The Power of “I” Statements in Communication
Hello, VOS community! In today's insightful post, we’re going to unravel the enigmatic world of Transactional Analysis (TA). This psychological theory, created by psychiatrist Eric Berne, provides us with practical tool to understand our own and others' behavior patterns. Central to this theory are three "ego states": the Parent, the Adult, and the Child. Let's understand more about what these states entail.
Ego States: What Are They?
In Transactional Analysis, ego states are consistent patterns of thinking, feeling, and behaving that we all possess. You can think of them as distinct parts of our personality that interact with each other and are activated in our interactions with others. Understanding these ego states can help us navigate our relationships, manage conflicts, and foster better communication.
1. The Parent Ego State
In the Parent ego state, we think, feel, and behave as our parents or other influential caretakers did when we were children. This state is like an internalized representation of these figures. For instance, if you find yourself repeating phrases or advice your parents used to say, you're likely operating from your Parent ego state.
The Parent state has two aspects: the 'Nurturing Parent' who expresses care, validation, and permission, and the 'Controlling Parent' who criticizes, prohibits, and demands.
2. The Adult Ego State
The Adult ego state represents our ability to think, feel, and act in response to what's happening in the present, based on current information and reality. This state is rational, objective, and deals with things as they are, not influenced by our past or assumptions.
For example, when we make decisions based on the information we have at the moment—like choosing the fastest route to work—that's our Adult state at work.
3. The Child Ego State
The Child ego state embodies our experiences, feelings, and behaviors from childhood. When we respond in ways we used to when we were children—like feeling extreme joy while eating ice cream, that's our Child state.
The Child state, like the Parent, has two aspects: the 'Free Child' who is spontaneous, creative, and playful, and the 'Adapted Child' who obeys or rebels against the rules and norms established by the Parent and Adult states.

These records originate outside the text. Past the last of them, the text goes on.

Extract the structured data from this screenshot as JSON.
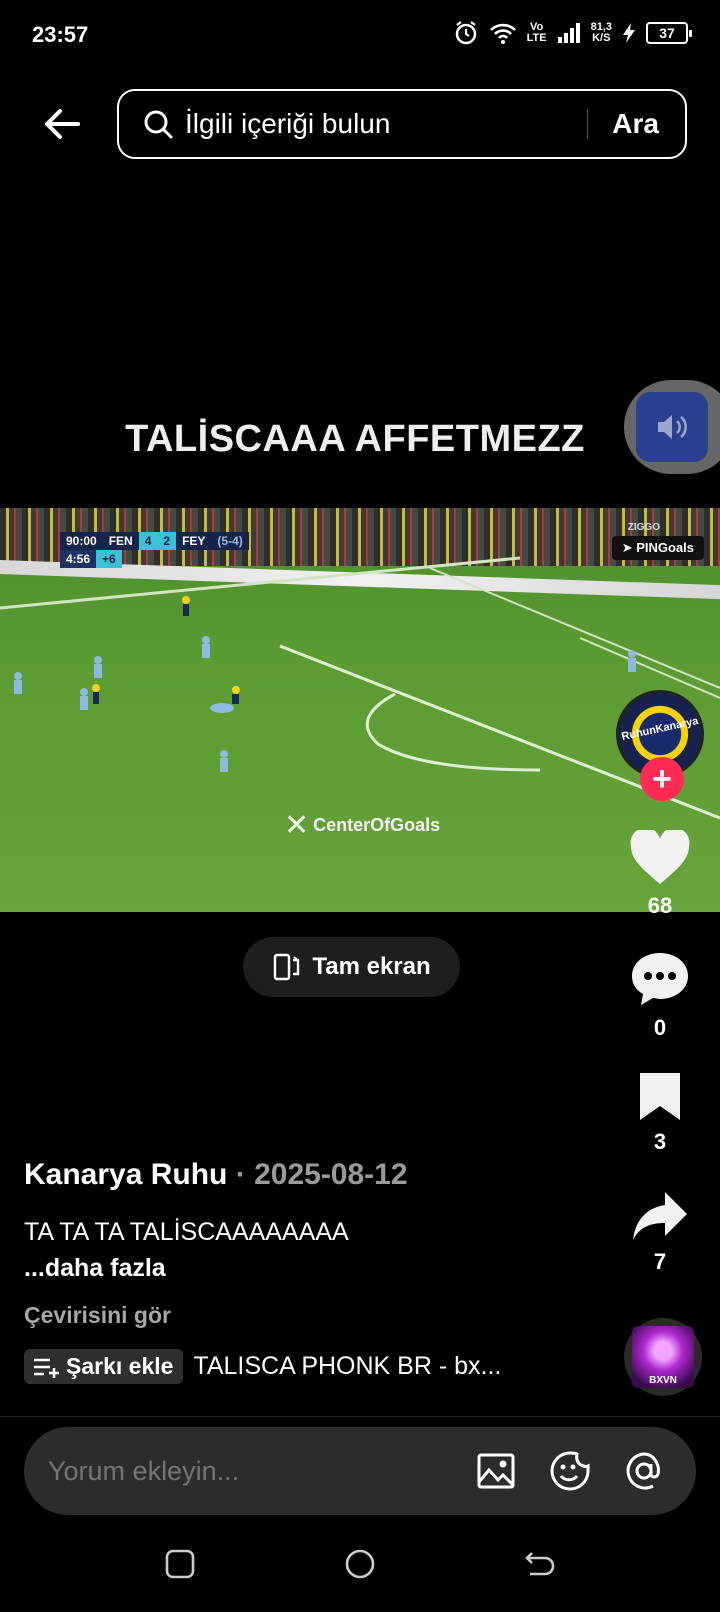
{
  "status_bar": {
    "time": "23:57",
    "network_label_top": "Vo",
    "network_label_bottom": "LTE",
    "speed_top": "81,3",
    "speed_bottom": "K/S",
    "battery": "37"
  },
  "search": {
    "placeholder": "İlgili içeriği bulun",
    "button": "Ara"
  },
  "video": {
    "overlay_title": "TALİSCAAA AFFETMEZZ",
    "scoreboard": {
      "clock": "90:00",
      "home": "FEN",
      "home_score": "4",
      "away_score": "2",
      "away": "FEY",
      "aggregate": "(5-4)",
      "added_time": "4:56",
      "added_plus": "+6"
    },
    "watermark": "CenterOfGoals",
    "channel_tag": "PINGoals",
    "broadcaster": "ZIGGO",
    "fullscreen_label": "Tam ekran"
  },
  "actions": {
    "avatar_label": "RuhunKanarya",
    "likes": "68",
    "comments": "0",
    "saves": "3",
    "shares": "7"
  },
  "post": {
    "author": "Kanarya Ruhu",
    "separator": "·",
    "date": "2025-08-12",
    "caption": "TA TA TA TALİSCAAAAAAAA",
    "more": "...daha fazla",
    "translate": "Çevirisini gör",
    "add_song": "Şarkı ekle",
    "song": "TALISCA PHONK BR - bx...",
    "disc_label": "BXVN"
  },
  "comment": {
    "placeholder": "Yorum ekleyin..."
  },
  "colors": {
    "accent": "#fe2c55",
    "mute_button": "#2a3f8f",
    "pitch": "#5c9c33"
  }
}
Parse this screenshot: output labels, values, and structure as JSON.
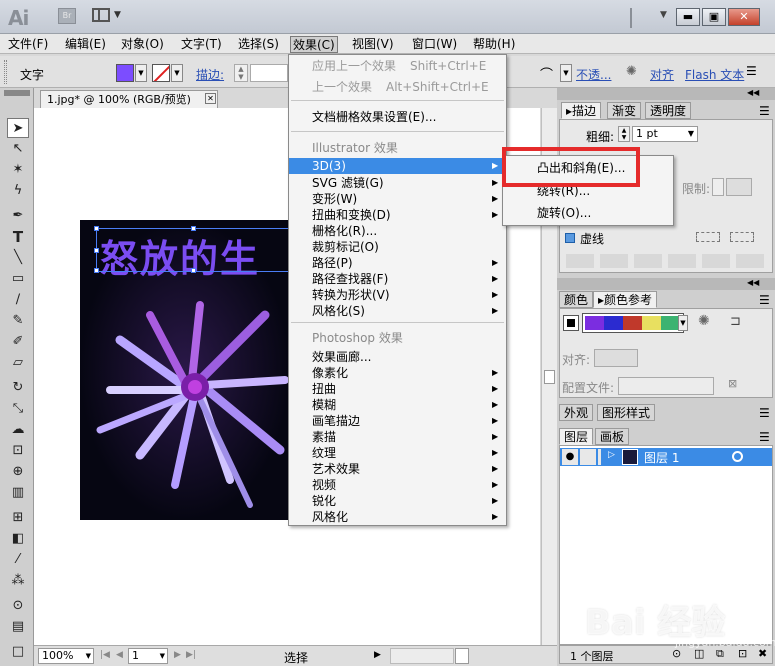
{
  "menubar": {
    "items": [
      "文件(F)",
      "编辑(E)",
      "对象(O)",
      "文字(T)",
      "选择(S)",
      "效果(C)",
      "视图(V)",
      "窗口(W)",
      "帮助(H)"
    ]
  },
  "control_bar": {
    "tool_label": "文字",
    "stroke_label": "描边:",
    "opacity_label": "不透...",
    "align_label": "对齐",
    "flash_label": "Flash 文本"
  },
  "document": {
    "tab_title": "1.jpg* @ 100% (RGB/预览)",
    "art_text": "怒放的生"
  },
  "effect_menu": {
    "apply_last": {
      "label": "应用上一个效果",
      "shortcut": "Shift+Ctrl+E"
    },
    "last_effect": {
      "label": "上一个效果",
      "shortcut": "Alt+Shift+Ctrl+E"
    },
    "doc_raster": "文档栅格效果设置(E)...",
    "illustrator_header": "Illustrator 效果",
    "illustrator_items": [
      "3D(3)",
      "SVG 滤镜(G)",
      "变形(W)",
      "扭曲和变换(D)",
      "栅格化(R)...",
      "裁剪标记(O)",
      "路径(P)",
      "路径查找器(F)",
      "转换为形状(V)",
      "风格化(S)"
    ],
    "photoshop_header": "Photoshop 效果",
    "photoshop_items": [
      "效果画廊...",
      "像素化",
      "扭曲",
      "模糊",
      "画笔描边",
      "素描",
      "纹理",
      "艺术效果",
      "视频",
      "锐化",
      "风格化"
    ]
  },
  "submenu_3d": {
    "items": [
      "凸出和斜角(E)...",
      "绕转(R)...",
      "旋转(O)..."
    ]
  },
  "stroke_panel": {
    "tabs": [
      "描边",
      "渐变",
      "透明度"
    ],
    "weight_label": "粗细:",
    "weight_value": "1 pt",
    "limit_label": "限制:",
    "dashed_label": "虚线"
  },
  "color_panel": {
    "tabs": [
      "颜色",
      "颜色参考"
    ],
    "align_label": "对齐:",
    "profile_label": "配置文件:",
    "swatches": [
      "#7b2de0",
      "#2b2bd0",
      "#c0392b",
      "#e8e060",
      "#3cb371"
    ]
  },
  "appearance_panel": {
    "tabs": [
      "外观",
      "图形样式"
    ]
  },
  "layers_panel": {
    "tabs": [
      "图层",
      "画板"
    ],
    "layer_name": "图层 1",
    "footer": "1 个图层"
  },
  "status_bar": {
    "zoom": "100%",
    "page": "1",
    "mode": "选择"
  },
  "watermark": {
    "text": "Bai 经验",
    "url": "jingyan.baidu.com"
  }
}
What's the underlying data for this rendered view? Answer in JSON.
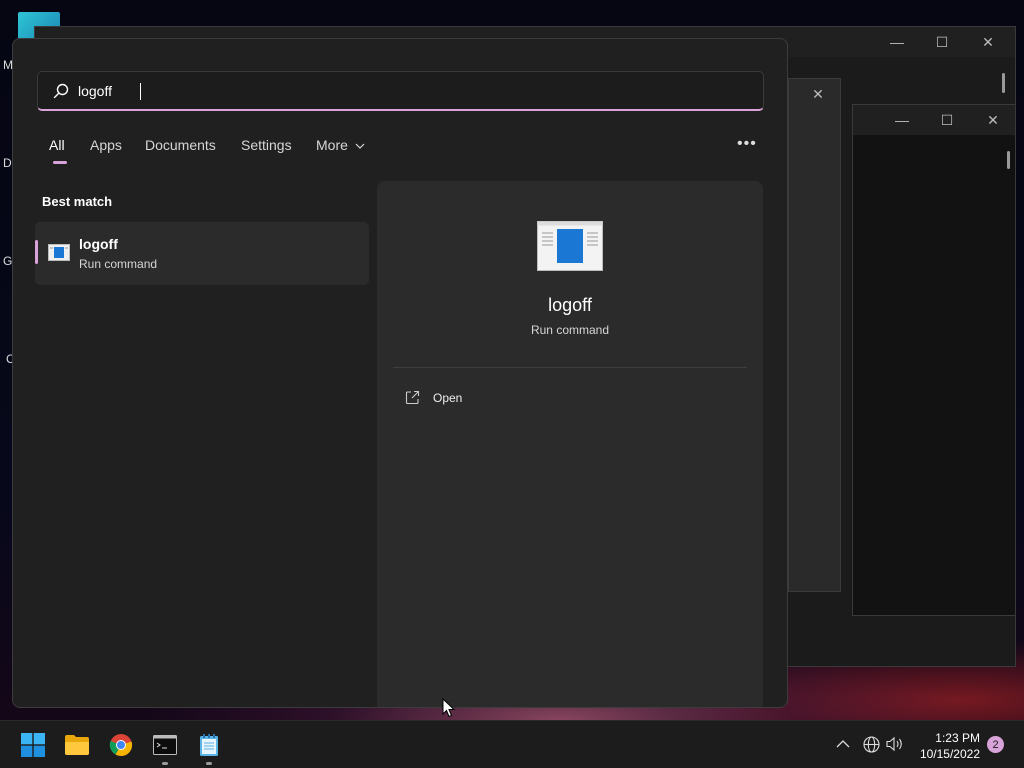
{
  "search": {
    "query": "logoff",
    "placeholder": ""
  },
  "tabs": [
    {
      "label": "All",
      "active": true
    },
    {
      "label": "Apps"
    },
    {
      "label": "Documents"
    },
    {
      "label": "Settings"
    },
    {
      "label": "More"
    }
  ],
  "best_match": {
    "section_title": "Best match",
    "title": "logoff",
    "subtitle": "Run command"
  },
  "detail": {
    "title": "logoff",
    "subtitle": "Run command",
    "actions": [
      {
        "label": "Open",
        "icon": "open-external-icon"
      }
    ]
  },
  "taskbar": {
    "apps": [
      {
        "name": "start",
        "icon": "windows-logo-icon"
      },
      {
        "name": "file-explorer",
        "icon": "folder-icon"
      },
      {
        "name": "chrome",
        "icon": "chrome-icon"
      },
      {
        "name": "terminal",
        "icon": "terminal-icon",
        "running": true
      },
      {
        "name": "notepad",
        "icon": "notepad-icon",
        "running": true
      }
    ],
    "time": "1:23 PM",
    "date": "10/15/2022",
    "notification_count": "2"
  },
  "desktop": {
    "icon_letters": [
      "M",
      "Da",
      "Gi",
      "C"
    ]
  },
  "colors": {
    "accent": "#d8a3d8",
    "flyout_bg": "#202020",
    "pane_bg": "#2b2b2b"
  }
}
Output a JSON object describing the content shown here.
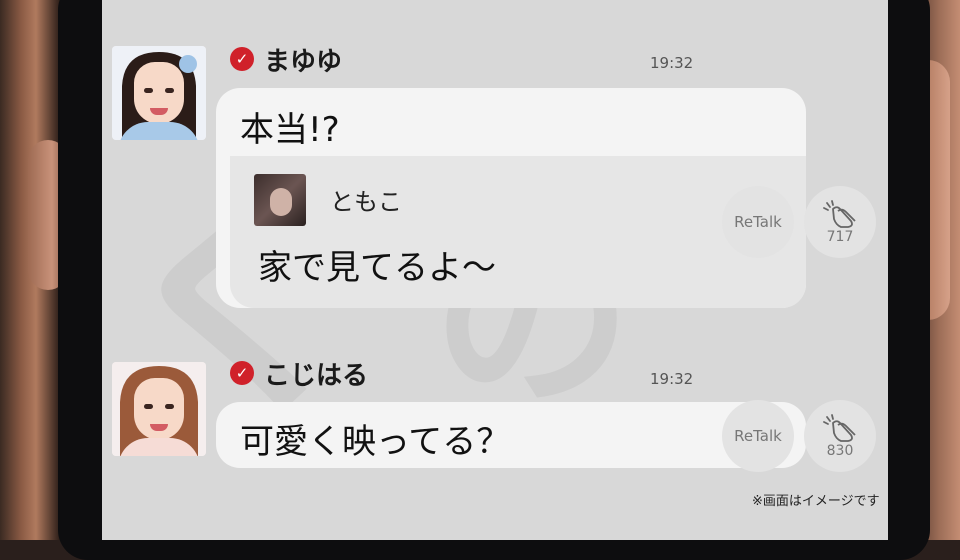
{
  "messages": [
    {
      "sender": "まゆゆ",
      "time": "19:32",
      "text": "本当!?",
      "quote": {
        "name": "ともこ",
        "text": "家で見てるよ〜"
      },
      "retalk_label": "ReTalk",
      "clap_count": "717"
    },
    {
      "sender": "こじはる",
      "time": "19:32",
      "text": "可愛く映ってる？",
      "retalk_label": "ReTalk",
      "clap_count": "830"
    }
  ],
  "disclaimer": "※画面はイメージです",
  "icons": {
    "verified": "verified-check-icon",
    "clap": "clap-icon"
  },
  "colors": {
    "verified_badge": "#d0212a",
    "screen_bg": "#d8d8d8",
    "bubble_bg": "#f4f4f4",
    "quote_bg": "#e6e6e6"
  }
}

Each of us contains all these ego states within us, and we switch between them in our interactions with others. Gaining awareness of our ego states can significantly improve our understanding of ourselves and our relationships. In our next article, we will explain how to use this knowledge in practise. So stay in touch!